The party who initiates a separation often does so in circumstances where there is no agreement to separate from the other party. Needless to say, it is rare that two people who care for one another will find the process of separating easy. However, the party who elects to leave the relationship often experiences the burden of feeling (or being accused of being) responsible for the demise of the relationship.
Today, 1 in 3 marriages will end in divorce. It is difficult to measure what proportion of de-facto relationships also end in separation. A common experience for any separating party is the desire to find fault – and the reasons for separation often inform the outcome of any negotiations about family law matters.
However, the Court is not generally concerned with whose fault it might be that a relationship has broken down.
Rather than emphasize the dispute between the parties, the Court will try to minimize the potential for conflict. The Court will not allocate one parent more time with a child or more of the property pool through a process of fault finding.
In the subjective experience of separation, the guilt factor is far more likely to have an impact on a parent’s time with children and division of property between spouses through arrangements agreed outside of Court to between the parties.
As lawyers, ‘the guilt factor’ can be difficult to deal with. The extent to which someone is willing to compromise because they feel responsible for their separation is hard to address with legal advice, because often, legal advice is dispassionate.
That said, making a concession is not necessarily a bad thing.
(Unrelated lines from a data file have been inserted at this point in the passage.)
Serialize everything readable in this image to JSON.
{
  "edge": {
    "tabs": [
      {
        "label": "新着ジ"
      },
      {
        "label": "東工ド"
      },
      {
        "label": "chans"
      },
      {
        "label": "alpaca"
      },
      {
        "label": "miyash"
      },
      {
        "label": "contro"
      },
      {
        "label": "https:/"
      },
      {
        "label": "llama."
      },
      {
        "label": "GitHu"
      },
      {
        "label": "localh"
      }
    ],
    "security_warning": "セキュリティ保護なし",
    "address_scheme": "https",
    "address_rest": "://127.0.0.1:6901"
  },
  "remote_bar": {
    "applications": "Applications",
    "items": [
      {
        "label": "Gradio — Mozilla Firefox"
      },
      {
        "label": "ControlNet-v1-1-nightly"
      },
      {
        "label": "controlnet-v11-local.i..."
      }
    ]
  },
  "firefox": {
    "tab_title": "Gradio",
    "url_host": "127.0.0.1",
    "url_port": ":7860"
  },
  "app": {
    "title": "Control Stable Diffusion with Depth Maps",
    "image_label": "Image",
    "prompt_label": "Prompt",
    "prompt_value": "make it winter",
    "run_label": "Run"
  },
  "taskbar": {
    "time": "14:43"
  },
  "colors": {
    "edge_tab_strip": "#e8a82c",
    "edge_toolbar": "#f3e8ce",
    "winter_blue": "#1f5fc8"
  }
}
However, you should only make a concession with the benefit of thorough and robust legal advice. Otherwise, you might be rushing into a deal that you might regret.
At Farrar Gesini Dunn we do things differently. We aim to understand our client’s objectives and empower them to reach agreements that are not driven by conflict but by the desire to achieve valuable outcomes.
If you are negotiating with your ex-spouse in relation to property or children’s matters, contact a Farrar Gesini Dunn Family Lawyer before finalising your agreement.
Lucas McCallum is a Family Lawyer at Farrar Gesini Dunn, Canberra Office.